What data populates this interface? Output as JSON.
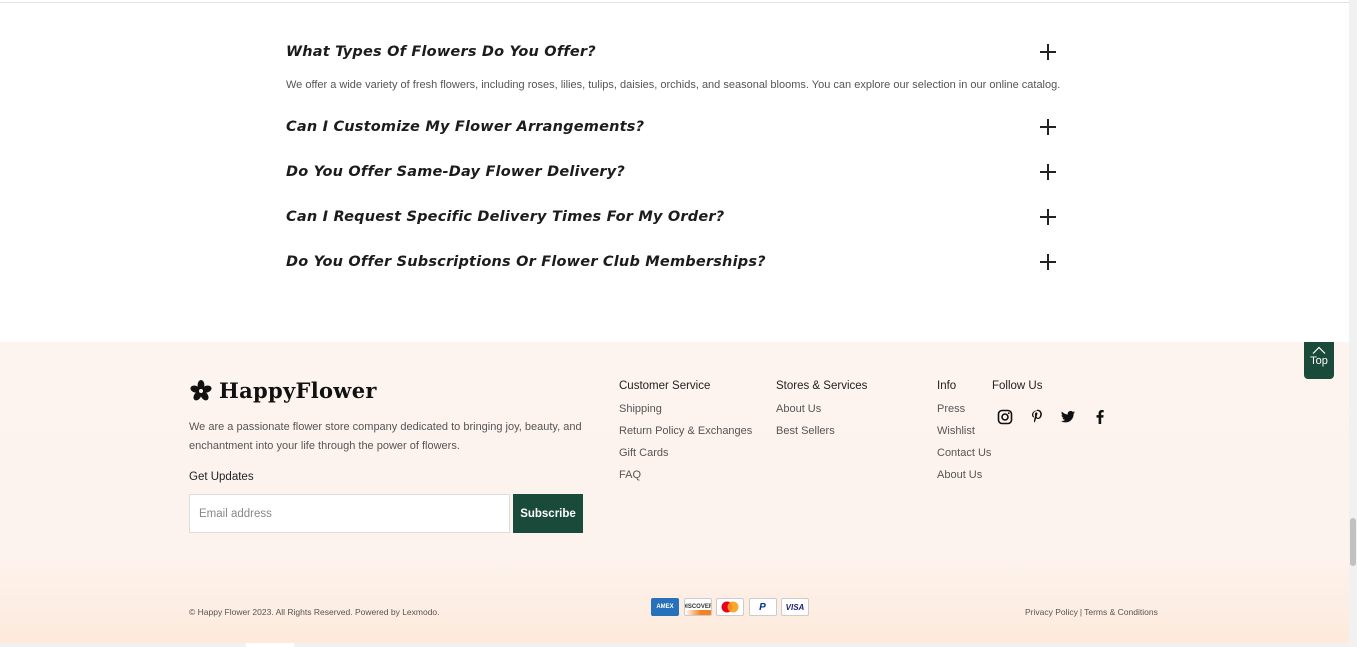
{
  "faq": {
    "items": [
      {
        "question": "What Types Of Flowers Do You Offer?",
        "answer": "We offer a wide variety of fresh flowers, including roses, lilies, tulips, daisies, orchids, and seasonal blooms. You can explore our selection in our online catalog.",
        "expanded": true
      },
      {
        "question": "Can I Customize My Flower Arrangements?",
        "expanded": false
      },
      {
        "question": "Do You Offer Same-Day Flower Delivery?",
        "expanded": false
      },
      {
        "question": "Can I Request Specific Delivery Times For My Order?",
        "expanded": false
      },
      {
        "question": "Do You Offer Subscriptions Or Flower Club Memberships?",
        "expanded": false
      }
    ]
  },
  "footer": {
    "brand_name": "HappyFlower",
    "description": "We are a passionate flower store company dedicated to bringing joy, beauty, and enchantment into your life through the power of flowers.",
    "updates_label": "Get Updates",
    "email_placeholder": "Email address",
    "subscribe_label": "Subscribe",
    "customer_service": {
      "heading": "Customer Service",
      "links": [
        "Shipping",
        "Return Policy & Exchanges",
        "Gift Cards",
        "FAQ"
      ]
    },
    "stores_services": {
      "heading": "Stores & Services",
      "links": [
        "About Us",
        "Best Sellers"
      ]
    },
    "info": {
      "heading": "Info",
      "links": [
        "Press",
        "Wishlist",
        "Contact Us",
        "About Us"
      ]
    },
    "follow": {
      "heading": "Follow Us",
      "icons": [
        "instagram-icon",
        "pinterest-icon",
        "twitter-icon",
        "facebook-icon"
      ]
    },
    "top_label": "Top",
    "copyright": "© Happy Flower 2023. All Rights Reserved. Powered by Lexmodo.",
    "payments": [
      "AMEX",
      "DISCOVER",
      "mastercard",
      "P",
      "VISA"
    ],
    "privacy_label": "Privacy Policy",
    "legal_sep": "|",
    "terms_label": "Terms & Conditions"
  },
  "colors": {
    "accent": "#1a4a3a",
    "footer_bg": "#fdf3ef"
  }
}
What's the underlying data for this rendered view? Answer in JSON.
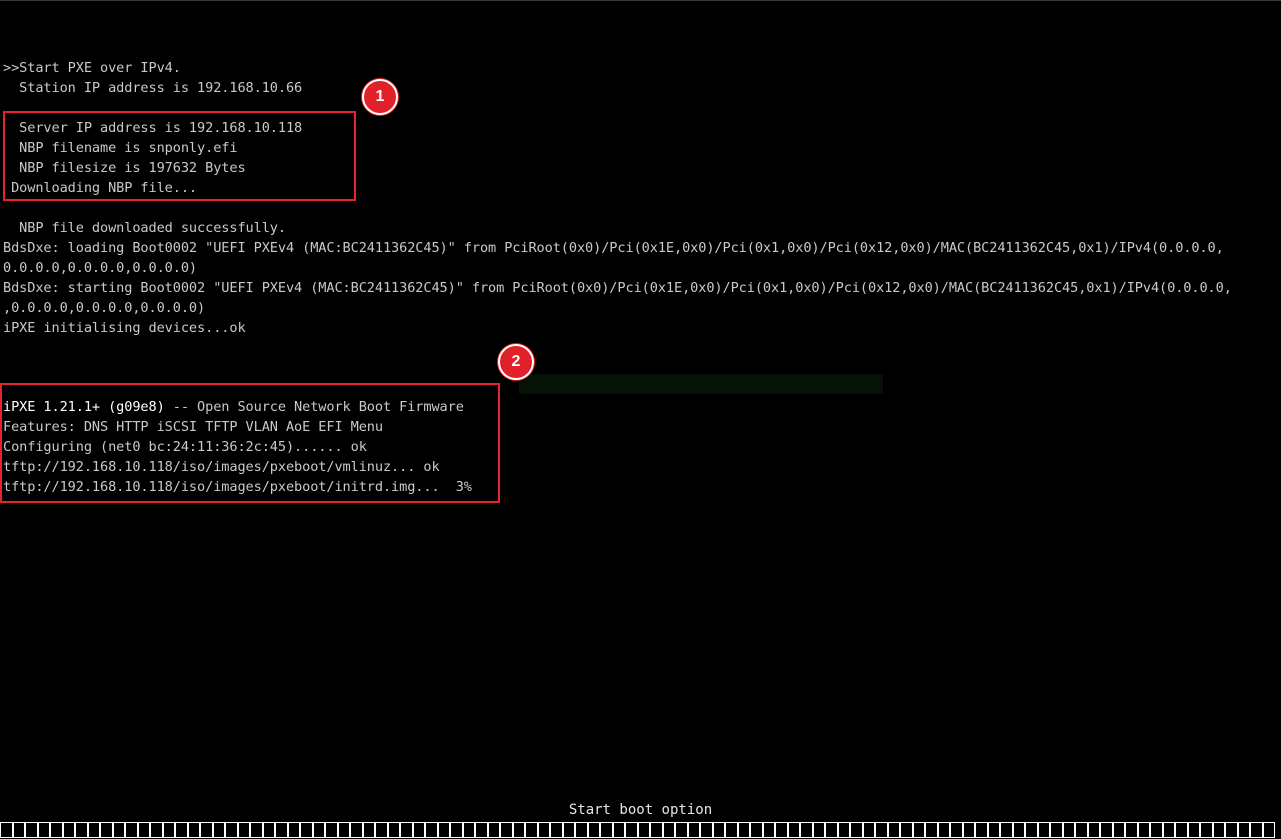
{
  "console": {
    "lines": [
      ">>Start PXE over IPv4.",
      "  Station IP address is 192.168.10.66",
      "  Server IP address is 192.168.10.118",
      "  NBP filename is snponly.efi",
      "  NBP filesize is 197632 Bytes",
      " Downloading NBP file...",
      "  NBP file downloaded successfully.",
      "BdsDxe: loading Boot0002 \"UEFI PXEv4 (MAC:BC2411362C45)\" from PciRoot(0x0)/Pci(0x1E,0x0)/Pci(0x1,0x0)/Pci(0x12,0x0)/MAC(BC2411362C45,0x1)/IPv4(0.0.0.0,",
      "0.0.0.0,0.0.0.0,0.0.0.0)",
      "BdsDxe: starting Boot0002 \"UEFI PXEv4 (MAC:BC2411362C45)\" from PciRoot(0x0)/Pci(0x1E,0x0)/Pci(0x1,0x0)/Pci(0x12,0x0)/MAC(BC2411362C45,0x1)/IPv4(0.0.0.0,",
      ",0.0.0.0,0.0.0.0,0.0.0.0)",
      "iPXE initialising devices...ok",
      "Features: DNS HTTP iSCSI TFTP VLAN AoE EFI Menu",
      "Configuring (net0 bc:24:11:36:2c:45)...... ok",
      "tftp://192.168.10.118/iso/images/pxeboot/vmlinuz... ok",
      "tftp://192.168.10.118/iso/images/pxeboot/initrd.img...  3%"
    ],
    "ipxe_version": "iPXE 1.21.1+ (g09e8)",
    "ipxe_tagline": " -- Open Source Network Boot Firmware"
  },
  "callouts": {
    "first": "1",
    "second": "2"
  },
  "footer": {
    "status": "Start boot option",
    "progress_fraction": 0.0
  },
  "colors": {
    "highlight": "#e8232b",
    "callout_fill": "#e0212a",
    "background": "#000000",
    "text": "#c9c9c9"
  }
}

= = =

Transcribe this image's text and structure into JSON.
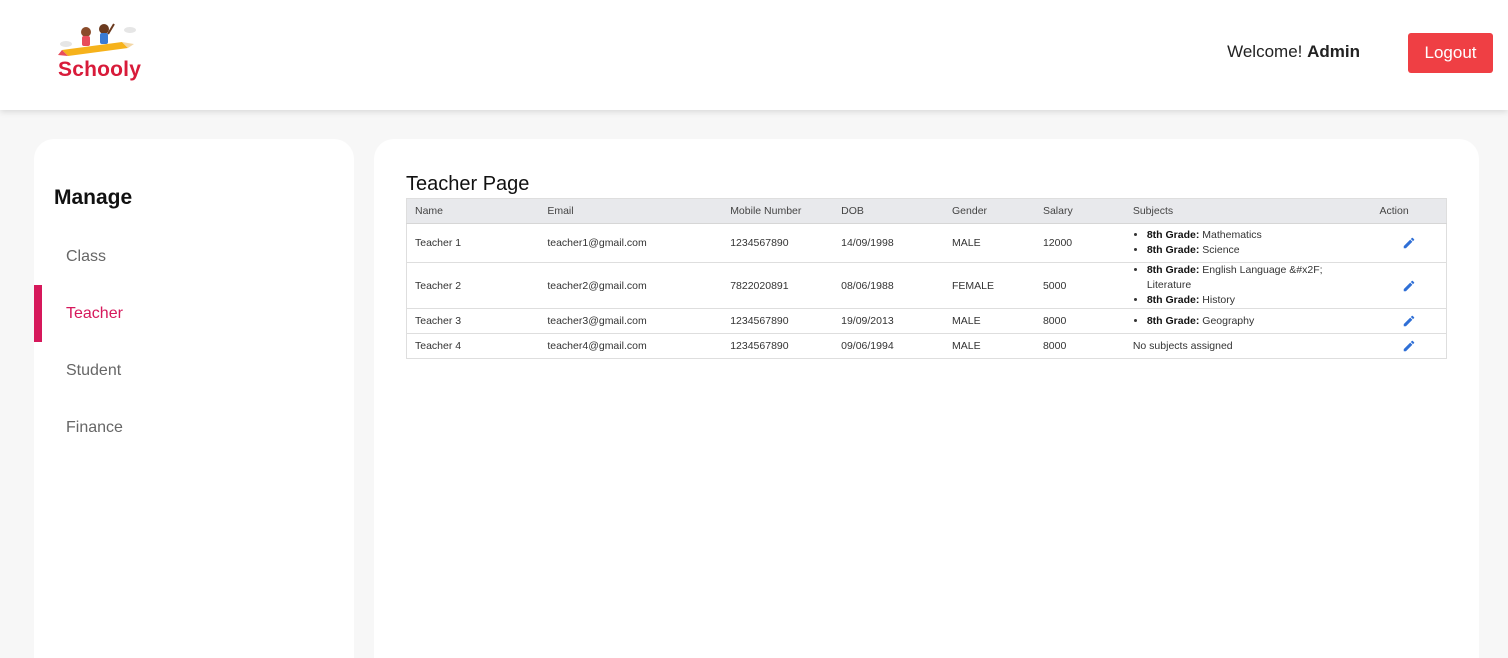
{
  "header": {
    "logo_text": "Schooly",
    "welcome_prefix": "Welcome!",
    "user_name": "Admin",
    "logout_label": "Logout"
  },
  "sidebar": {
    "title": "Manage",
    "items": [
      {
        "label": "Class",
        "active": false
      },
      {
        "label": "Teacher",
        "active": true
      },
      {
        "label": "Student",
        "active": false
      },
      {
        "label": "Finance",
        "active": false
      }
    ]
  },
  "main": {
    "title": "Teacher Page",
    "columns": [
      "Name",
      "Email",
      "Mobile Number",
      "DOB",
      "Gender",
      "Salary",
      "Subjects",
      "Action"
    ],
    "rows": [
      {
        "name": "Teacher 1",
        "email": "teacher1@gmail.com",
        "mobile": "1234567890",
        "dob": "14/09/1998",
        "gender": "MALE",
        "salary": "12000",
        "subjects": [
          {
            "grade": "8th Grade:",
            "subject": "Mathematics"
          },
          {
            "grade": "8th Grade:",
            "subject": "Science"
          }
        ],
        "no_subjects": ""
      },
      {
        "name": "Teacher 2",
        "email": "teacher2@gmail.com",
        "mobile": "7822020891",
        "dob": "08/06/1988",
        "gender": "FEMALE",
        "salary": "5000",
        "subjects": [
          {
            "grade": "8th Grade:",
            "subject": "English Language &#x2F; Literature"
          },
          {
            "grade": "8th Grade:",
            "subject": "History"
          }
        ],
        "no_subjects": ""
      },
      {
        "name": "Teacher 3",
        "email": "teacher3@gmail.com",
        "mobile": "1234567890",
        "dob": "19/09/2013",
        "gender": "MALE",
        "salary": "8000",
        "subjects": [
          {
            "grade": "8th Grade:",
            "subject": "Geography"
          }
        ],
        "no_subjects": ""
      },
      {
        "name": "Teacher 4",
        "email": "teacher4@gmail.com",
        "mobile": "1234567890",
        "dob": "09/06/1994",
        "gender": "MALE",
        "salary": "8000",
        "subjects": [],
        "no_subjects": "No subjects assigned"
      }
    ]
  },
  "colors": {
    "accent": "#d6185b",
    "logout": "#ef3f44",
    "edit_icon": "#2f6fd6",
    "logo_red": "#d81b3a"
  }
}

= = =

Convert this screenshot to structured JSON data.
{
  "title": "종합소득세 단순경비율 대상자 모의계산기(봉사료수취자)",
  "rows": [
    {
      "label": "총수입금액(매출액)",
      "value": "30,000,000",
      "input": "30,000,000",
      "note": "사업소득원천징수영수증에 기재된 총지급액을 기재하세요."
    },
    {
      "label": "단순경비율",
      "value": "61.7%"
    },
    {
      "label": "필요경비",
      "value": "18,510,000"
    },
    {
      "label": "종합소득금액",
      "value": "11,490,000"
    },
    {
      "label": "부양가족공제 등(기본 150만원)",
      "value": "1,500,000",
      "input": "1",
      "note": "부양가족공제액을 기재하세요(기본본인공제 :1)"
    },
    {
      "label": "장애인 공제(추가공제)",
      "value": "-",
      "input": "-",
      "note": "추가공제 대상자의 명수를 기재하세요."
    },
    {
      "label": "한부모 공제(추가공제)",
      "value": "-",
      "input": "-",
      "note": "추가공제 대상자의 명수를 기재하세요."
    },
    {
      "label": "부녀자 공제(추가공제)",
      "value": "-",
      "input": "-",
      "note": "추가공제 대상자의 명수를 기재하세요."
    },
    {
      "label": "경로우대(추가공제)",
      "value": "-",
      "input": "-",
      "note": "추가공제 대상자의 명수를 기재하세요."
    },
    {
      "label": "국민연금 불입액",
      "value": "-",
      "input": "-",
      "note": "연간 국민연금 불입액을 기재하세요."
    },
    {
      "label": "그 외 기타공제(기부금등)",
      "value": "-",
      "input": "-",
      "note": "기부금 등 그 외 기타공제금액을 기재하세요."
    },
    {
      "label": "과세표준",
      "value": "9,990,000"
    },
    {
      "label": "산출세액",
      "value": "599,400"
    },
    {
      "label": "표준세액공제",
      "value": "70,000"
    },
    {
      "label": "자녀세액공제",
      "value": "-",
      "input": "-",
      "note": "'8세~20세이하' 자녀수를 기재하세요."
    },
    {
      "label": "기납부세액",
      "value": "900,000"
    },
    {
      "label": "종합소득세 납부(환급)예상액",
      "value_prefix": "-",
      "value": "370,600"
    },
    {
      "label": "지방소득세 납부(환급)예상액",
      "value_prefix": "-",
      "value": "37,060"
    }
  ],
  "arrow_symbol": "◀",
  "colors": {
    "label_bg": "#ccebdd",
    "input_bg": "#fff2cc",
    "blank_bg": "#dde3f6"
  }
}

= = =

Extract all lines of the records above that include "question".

COMPLETED TASK
        "question": "What Types Of Flowers Do You Offer?",
        "question": "Can I Customize My Flower Arrangements?",
        "question": "Do You Offer Same-Day Flower Delivery?",
        "question": "Can I Request Specific Delivery Times For My Order?",
        "question": "Do You Offer Subscriptions Or Flower Club Memberships?",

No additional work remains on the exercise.